A little housekeeping with regards to Harrison’s. They have two basic lines – High Potency and Adult Lifetime. If your bird has not been on Harrison’s formula is recommended that they start with the High Potency and continue on for approximately six months then migrating to the Adult Lifetime – FYI
Let’s say you make the switch to Harrison’s High Potency Fine organic bird food and you come back to our site to reorder because your cockatiel likes it so much – but YIKES we’re out of stock.
Rather than allowing those juicy rewards points to languish and shopping somewhere else until we get it back in – you can buy the “Coarse” size. Once it’s delivered you can put the pellets into a cheesecloth and smash it with a rolling pin. Kinda like making graham cracker piecrust.
My point? It’s the same ingredients in a different size. The assumption made is that a Sun Conure’s metabolism is the same to an African Grey’s metabolism.
If you look at the Hagen Tropican pellet line The cockatiel size granules formulation is different than the lifetime parrot granules which is different than the parrot high-performance sticks meaning you’re able to dial your bird’s food in based upon their size and metabolism rather than accepting a one size fits all nutritional solution.
As we’ve often said there are no pellet trees in the rain forest. When I look at a bowl of bird pellets from any of the manufacturers I wonder if the birds are looking at that when they see it for the first time and think “that looks like a bowl of pebbles”.
I watch my birds eat – it’s important for me to understand the motivation for eating the ingredients that they do. I’m convinced that texture has as much if not more to do than actual flavor.
Feathered factoid: Humans have 9000 taste buds birds have 350.
The trend in bird food manufacturing is moving towards hybrid bird foods.

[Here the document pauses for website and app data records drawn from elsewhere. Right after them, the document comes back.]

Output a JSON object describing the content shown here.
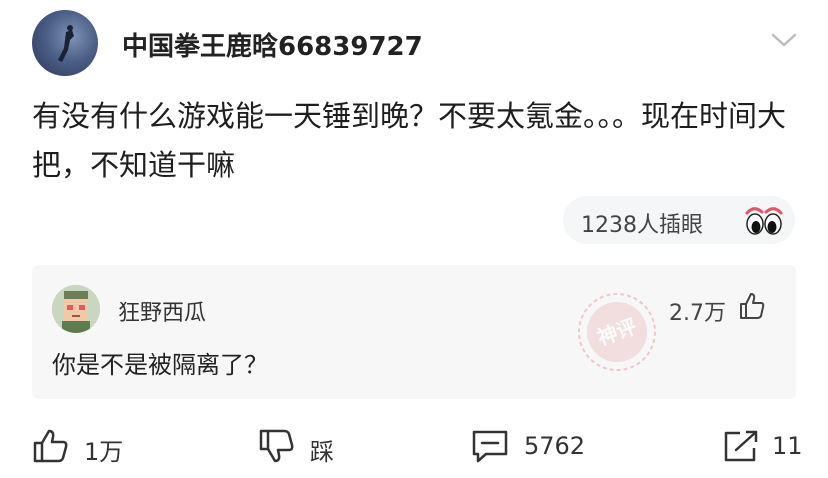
{
  "post": {
    "author": "中国拳王鹿晗66839727",
    "text": "有没有什么游戏能一天锤到晚？不要太氪金。。。现在时间大把，不知道干嘛",
    "reactions": {
      "label": "1238人插眼",
      "icon": "eyes-emoji-icon"
    }
  },
  "top_comment": {
    "author": "狂野西瓜",
    "text": "你是不是被隔离了？",
    "likes": "2.7万",
    "stamp_text": "神评",
    "stamp_color": "#e8a0a6"
  },
  "actions": {
    "like": "1万",
    "dislike": "踩",
    "comments": "5762",
    "share": "11"
  }
}
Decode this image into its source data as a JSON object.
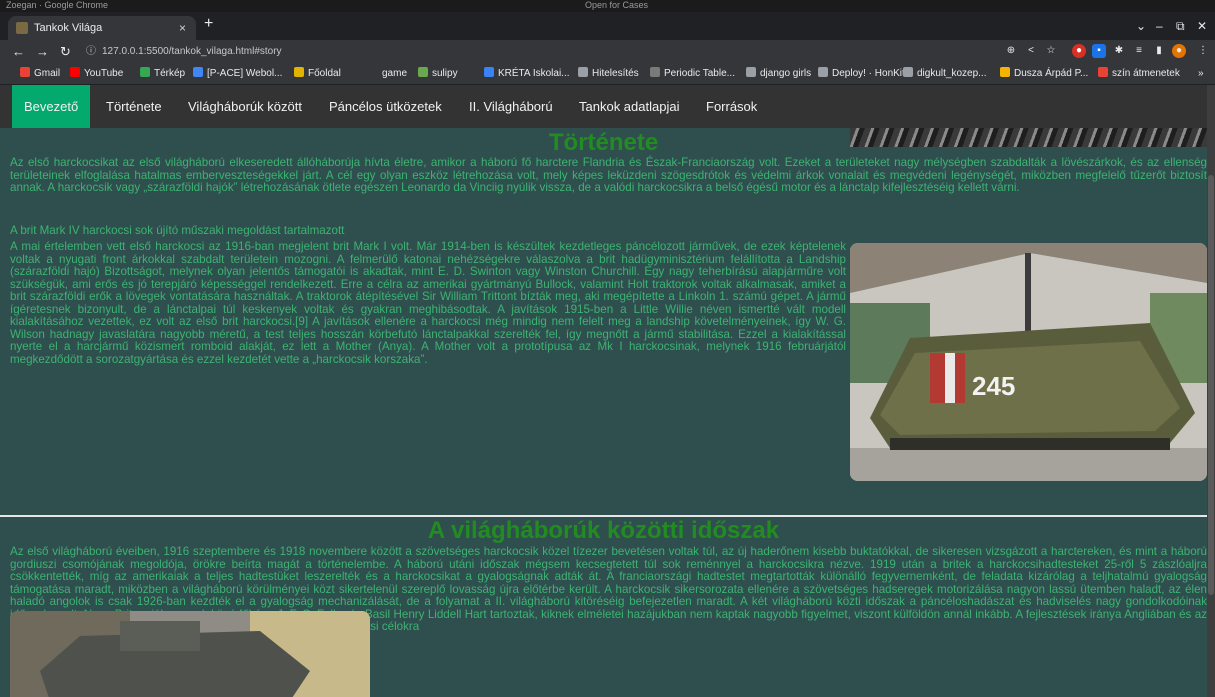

As an example, we’ll use Hagen Tropimix. The Tropimix line breaks down to Cockatiel size which would also include love birds and small conures. Then we have the Small Parrot formula and the Large Parrot formula allowing you to better size the food for nutritional and species-specific needs rather than the just size of a bird’s beak.
When I say “hybrid”, Hagen Tropimix mix is 100% Edible and does not contain any messy hulls or shells; eliminating waste and the risk of pathogens.
It helps transition Parrots hooked on just certain seeds like sunflower to a varied diet which includes more legumes and formulated pellets like Tropican granules and sticks.
All ingredients are 100% edible and can be served dry or moistened. By adding an equal amount of hot water, the softened Tropican morsels that contain premium sources of protein and high nutrient levels coat your bird’s favorite seeds. The palatable nutty flavor will entice your bird, making him accustomed to the flavor.
Most notable in both the Tropican and Tropimix lines is the scent of orange that wafts into your olfactory senses when you crack open a bag.
Interestingly, we had run out of Peaches (our senegal) Higgins Safflower Gold and had some Hagen Tropimix left from the National Caged Bird Show last weekend. We filled her cage dish and dishes on two of her stands. Without blinking an eye Tropimix became her new diet.
Written by Mitch Rezman
Approved by Catherine Tobsing